(Data entries)

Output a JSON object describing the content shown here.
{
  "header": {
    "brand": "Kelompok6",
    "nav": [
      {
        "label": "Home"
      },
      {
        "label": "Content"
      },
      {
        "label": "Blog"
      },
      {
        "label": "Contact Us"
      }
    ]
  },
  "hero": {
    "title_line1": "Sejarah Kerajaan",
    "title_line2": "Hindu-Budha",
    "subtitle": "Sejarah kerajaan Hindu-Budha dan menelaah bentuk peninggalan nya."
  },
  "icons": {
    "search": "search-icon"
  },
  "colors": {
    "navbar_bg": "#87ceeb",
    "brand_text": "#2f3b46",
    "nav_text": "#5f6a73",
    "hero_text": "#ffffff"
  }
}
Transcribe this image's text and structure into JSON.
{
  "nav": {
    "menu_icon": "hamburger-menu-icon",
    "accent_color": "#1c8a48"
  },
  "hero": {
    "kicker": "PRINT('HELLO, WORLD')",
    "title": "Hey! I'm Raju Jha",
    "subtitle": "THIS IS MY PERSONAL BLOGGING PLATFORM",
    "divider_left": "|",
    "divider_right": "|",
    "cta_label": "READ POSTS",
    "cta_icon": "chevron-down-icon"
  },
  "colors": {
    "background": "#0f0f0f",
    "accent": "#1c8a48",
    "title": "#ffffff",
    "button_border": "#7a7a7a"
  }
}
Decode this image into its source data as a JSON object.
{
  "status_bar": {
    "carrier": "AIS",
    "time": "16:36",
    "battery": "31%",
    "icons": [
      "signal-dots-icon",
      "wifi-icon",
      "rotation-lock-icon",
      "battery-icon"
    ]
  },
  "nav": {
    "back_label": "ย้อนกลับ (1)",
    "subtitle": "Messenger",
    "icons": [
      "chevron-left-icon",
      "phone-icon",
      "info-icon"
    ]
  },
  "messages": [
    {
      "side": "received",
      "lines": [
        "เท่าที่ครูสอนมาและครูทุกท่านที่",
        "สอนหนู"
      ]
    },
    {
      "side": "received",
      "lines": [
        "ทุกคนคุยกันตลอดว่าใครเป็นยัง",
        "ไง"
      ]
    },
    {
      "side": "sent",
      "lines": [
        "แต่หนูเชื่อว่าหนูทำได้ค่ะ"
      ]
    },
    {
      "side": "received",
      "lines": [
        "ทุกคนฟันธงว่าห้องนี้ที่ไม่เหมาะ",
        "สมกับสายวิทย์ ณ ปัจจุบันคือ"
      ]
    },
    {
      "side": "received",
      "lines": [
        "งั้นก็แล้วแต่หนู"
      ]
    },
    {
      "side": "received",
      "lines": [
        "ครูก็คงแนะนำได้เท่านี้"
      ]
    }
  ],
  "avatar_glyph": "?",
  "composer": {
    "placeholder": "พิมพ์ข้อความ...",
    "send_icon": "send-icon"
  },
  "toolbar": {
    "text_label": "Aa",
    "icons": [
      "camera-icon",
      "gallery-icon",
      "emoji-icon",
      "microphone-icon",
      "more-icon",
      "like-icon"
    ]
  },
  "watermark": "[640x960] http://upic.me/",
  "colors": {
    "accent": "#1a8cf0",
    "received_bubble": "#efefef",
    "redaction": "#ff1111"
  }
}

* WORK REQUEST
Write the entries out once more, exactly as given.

* EXERCISE SOLUTION
Output a JSON object describing the content shown here.
{
  "header": {
    "brand": "Kelompok6",
    "nav": [
      {
        "label": "Home"
      },
      {
        "label": "Content"
      },
      {
        "label": "Blog"
      },
      {
        "label": "Contact Us"
      }
    ]
  },
  "hero": {
    "title_line1": "Sejarah Kerajaan",
    "title_line2": "Hindu-Budha",
    "subtitle": "Sejarah kerajaan Hindu-Budha dan menelaah bentuk peninggalan nya."
  },
  "icons": {
    "search": "search-icon"
  },
  "colors": {
    "navbar_bg": "#87ceeb",
    "brand_text": "#2f3b46",
    "nav_text": "#5f6a73",
    "hero_text": "#ffffff"
  }
}
Transcribe this image's text and structure into JSON.
{
  "nav": {
    "menu_icon": "hamburger-menu-icon",
    "accent_color": "#1c8a48"
  },
  "hero": {
    "kicker": "PRINT('HELLO, WORLD')",
    "title": "Hey! I'm Raju Jha",
    "subtitle": "THIS IS MY PERSONAL BLOGGING PLATFORM",
    "divider_left": "|",
    "divider_right": "|",
    "cta_label": "READ POSTS",
    "cta_icon": "chevron-down-icon"
  },
  "colors": {
    "background": "#0f0f0f",
    "accent": "#1c8a48",
    "title": "#ffffff",
    "button_border": "#7a7a7a"
  }
}
Decode this image into its source data as a JSON object.
{
  "status_bar": {
    "carrier": "AIS",
    "time": "16:36",
    "battery": "31%",
    "icons": [
      "signal-dots-icon",
      "wifi-icon",
      "rotation-lock-icon",
      "battery-icon"
    ]
  },
  "nav": {
    "back_label": "ย้อนกลับ (1)",
    "subtitle": "Messenger",
    "icons": [
      "chevron-left-icon",
      "phone-icon",
      "info-icon"
    ]
  },
  "messages": [
    {
      "side": "received",
      "lines": [
        "เท่าที่ครูสอนมาและครูทุกท่านที่",
        "สอนหนู"
      ]
    },
    {
      "side": "received",
      "lines": [
        "ทุกคนคุยกันตลอดว่าใครเป็นยัง",
        "ไง"
      ]
    },
    {
      "side": "sent",
      "lines": [
        "แต่หนูเชื่อว่าหนูทำได้ค่ะ"
      ]
    },
    {
      "side": "received",
      "lines": [
        "ทุกคนฟันธงว่าห้องนี้ที่ไม่เหมาะ",
        "สมกับสายวิทย์ ณ ปัจจุบันคือ"
      ]
    },
    {
      "side": "received",
      "lines": [
        "งั้นก็แล้วแต่หนู"
      ]
    },
    {
      "side": "received",
      "lines": [
        "ครูก็คงแนะนำได้เท่านี้"
      ]
    }
  ],
  "avatar_glyph": "?",
  "composer": {
    "placeholder": "พิมพ์ข้อความ...",
    "send_icon": "send-icon"
  },
  "toolbar": {
    "text_label": "Aa",
    "icons": [
      "camera-icon",
      "gallery-icon",
      "emoji-icon",
      "microphone-icon",
      "more-icon",
      "like-icon"
    ]
  },
  "watermark": "[640x960] http://upic.me/",
  "colors": {
    "accent": "#1a8cf0",
    "received_bubble": "#efefef",
    "redaction": "#ff1111"
  }
}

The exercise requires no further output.